Cables labeling

Arseni Mourzenko
Founder and lead developer
December 12, 2014
Tags: hardware 10 datacenter 4 cables-management 1

Re­cent­ly, I was adding new serv­er hard­ware. I took it as an op­por­tu­ni­ty to rewire all net­work ca­bles. This ar­ti­cle ex­plains how the task was per­formed.

Ca­bles man­age­ment is like reg­u­lar back­ups: every­body (by every­body, I mean peo­ple who ac­tu­al­ly deal with serv­er hard­ware) knows this is im­por­tant, but most peo­ple are too lazy to do it. And just like with reg­u­lar back­ups, when ca­bling man­age­ment is not done prop­er­ly or at all, it may—and prob­a­bly will—trans­form it­self into a big headache and a lot of waste of ef­fort an mon­ey.

I start­ed to do ca­bles man­age­ment years be­fore pur­chas­ing my first rack serv­er. I re­mem­ber my­self crawl­ing un­der the table in my bed­sit rerout­ing ca­bles or spend­ing hours at night gaz­ing at spaghet­ti ca­bling im­ages (is that pornog­ra­phy for geeks?) or read­ing about ca­bling man­age­ment in real data cen­ters.

Years passed, and I'm now tak­ing care of a con­fig­u­ra­tion con­sist­ing of two servers, one work­sta­tion, two UPS units and one switch.

But I di­gress.
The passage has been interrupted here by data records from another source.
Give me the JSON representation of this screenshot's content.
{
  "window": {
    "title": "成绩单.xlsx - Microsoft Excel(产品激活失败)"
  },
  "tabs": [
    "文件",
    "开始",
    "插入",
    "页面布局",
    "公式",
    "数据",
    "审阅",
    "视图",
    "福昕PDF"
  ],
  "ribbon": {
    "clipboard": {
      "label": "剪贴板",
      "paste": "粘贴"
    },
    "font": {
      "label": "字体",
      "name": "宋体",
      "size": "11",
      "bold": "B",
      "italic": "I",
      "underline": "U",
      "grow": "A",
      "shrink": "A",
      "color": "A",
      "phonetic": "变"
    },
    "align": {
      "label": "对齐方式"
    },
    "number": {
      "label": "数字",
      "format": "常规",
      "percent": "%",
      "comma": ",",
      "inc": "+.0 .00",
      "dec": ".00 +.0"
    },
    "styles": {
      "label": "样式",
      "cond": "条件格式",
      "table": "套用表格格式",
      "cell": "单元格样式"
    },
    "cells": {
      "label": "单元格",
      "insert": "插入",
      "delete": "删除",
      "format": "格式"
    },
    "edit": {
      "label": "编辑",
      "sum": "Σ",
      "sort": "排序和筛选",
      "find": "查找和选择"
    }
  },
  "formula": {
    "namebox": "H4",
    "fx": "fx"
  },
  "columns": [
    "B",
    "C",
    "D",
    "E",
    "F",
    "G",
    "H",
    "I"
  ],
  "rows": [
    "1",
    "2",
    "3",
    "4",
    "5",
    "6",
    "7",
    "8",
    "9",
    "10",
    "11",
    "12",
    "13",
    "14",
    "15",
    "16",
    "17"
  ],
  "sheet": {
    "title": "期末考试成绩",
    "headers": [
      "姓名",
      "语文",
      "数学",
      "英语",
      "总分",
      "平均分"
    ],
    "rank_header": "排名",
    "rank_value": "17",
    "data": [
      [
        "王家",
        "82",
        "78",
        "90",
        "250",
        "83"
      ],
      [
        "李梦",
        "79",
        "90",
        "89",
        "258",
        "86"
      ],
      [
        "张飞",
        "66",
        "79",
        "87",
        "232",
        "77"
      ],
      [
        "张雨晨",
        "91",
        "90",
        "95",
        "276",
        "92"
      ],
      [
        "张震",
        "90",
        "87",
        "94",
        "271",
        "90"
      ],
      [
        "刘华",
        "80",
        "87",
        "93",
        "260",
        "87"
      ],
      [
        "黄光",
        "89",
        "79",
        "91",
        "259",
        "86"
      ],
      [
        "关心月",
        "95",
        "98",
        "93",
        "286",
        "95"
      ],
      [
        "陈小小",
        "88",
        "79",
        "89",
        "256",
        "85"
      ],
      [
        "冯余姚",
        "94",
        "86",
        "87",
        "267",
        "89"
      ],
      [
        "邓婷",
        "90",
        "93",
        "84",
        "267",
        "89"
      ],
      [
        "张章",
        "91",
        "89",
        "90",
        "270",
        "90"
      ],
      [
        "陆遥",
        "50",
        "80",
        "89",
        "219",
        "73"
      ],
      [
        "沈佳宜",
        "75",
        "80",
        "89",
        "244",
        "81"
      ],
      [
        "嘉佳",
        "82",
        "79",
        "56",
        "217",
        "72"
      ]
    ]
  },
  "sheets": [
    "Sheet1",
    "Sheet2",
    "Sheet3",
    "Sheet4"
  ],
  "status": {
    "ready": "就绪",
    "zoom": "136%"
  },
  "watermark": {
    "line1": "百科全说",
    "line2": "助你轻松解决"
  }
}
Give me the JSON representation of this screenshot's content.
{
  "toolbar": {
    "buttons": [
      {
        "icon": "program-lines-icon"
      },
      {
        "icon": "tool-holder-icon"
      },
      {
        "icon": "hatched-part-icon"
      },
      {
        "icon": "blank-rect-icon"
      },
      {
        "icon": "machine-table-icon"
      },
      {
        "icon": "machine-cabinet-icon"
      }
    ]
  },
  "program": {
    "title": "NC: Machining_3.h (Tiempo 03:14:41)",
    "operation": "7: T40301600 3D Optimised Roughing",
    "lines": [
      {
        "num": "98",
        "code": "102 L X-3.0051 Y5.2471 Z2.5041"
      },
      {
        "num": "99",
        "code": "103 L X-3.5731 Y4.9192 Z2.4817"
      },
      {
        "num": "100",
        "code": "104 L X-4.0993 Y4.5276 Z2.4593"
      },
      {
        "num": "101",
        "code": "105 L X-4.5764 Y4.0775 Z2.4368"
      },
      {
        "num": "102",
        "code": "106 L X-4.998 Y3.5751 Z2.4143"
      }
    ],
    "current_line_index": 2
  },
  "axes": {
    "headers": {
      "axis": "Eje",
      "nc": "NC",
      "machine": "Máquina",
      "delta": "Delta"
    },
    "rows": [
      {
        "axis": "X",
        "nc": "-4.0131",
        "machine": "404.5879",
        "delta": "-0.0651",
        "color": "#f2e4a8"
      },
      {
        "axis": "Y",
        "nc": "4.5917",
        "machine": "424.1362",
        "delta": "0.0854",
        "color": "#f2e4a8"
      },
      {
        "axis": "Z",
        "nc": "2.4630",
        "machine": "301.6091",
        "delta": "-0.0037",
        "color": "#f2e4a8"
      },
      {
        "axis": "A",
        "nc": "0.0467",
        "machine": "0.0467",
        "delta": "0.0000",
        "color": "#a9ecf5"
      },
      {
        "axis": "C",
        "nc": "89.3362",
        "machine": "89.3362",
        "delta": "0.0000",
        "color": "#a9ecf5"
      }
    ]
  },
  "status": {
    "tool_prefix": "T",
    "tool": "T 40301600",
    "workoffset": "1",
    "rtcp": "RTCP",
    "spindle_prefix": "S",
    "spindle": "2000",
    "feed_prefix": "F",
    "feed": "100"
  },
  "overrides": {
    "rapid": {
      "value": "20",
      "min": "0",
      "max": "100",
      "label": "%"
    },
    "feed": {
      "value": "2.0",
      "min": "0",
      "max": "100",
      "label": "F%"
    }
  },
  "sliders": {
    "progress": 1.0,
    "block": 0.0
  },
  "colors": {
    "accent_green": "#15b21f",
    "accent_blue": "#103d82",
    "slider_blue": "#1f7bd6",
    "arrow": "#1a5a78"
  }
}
Let's talk about ca­bles-re­lat­ed stuff.

Step 1
Tem­po­rary la­bel­ing


An es­sen­tial step is to de­ter­mine which ca­ble does what, and to la­bel it. It is es­sen­tial be­cause if you don't, you may find your­self rout­ing ca­bles to the wrong di­rec­tion, and you prob­a­bly don't want to redo all the hard work.

The fastest and in­ex­pen­sive way I've found to tem­po­rary la­bel ca­bles is to use post-its. Since they de­tach eas­i­ly, one can sta­ple them like shown on the pho­to above. Sta­ple it close enough to the ca­ble to pre­vent the post-it from slip­ping from the end­ing of the ca­ble, but be care­ful to not dam­age the ca­ble it­self.

The ca­bles should be tem­po­rary la­beled on both sides. All ca­bles should be la­beled, even the ones which al­ready have a la­bel which will re­main un­changed.

Step 2
Tie the ca­bles


Now it's time to group ca­bles to­geth­er. De­pend­ing on the num­ber of ca­bles and com­bi­na­tions, it may re­quire to do it on pa­per first. In my case, I just made an in­for­mal ba­sic schema show­ing where do dif­fer­ent ca­bles go.

Then I used ca­ble ties to group the ca­bles and cut tie end­ings. I'm un­hap­py with the re­sult, be­cause it be­comes easy to cut one­self with the tie, but I don't know any bet­ter way to do it. When I look at the pho­tos of data cen­ters on in­ter­net, I have an im­pres­sion that the end­ings are cut very close to the head. I don't know how this is done.

Step 3
Route the ca­bles


The next step con­sists of rout­ing the ca­bles through the rack and out­side of it. In­stead of a in­dus­tri­al rack cab­i­net, I have an open frame rack which has noth­ing for ca­bles man­age­ment. A bit of imag­i­na­tion helped rout­ing the ca­bles from the switch on the front to the back of the rack, but I wouldn't be able to do it with more ca­bles.

This showed me how im­por­tant is to get a real rack cab­i­net. Us­ing patch pan­els could have solved a few prob­lems, but still, even ver­ti­cal­ly, it would be dif­fi­cult to route the ca­bles in a non-in­tru­sive way.

Post-its were also slight­ly an­noy­ing be­cause I had to route the ca­bles through the holes in the rack cab­i­net. With an in­dus­tri­al rack cab­i­net, this wouldn't be an is­sue.

Step 4
Re­place tem­po­rary la­bels by per­ma­nent ones


Once the ca­bles are prop­er­ly rout­ed, the last step is to re­move tem­po­rary la­bels one per one, and re­place them by the per­ma­nent ones. I use Broth­er QL-700 to print la­bels, but any oth­er la­bel print­er will do the trick. On the oth­er hand, you do need an ac­tu­al la­bel print­er.

It's up to you to de­fine what will the la­bel con­tain. In my case, it has the name of the source and of the des­ti­na­tion of the ca­ble, then the length and the type of the ca­ble, and then the bar­code cor­re­spond­ing to the ca­ble ID which makes it pos­si­ble to iden­ti­fy the ca­ble with a sim­ple bar­code read­er.

This is the fi­nal re­sult. The ca­bles are now ready to be con­nect­ed to the switch.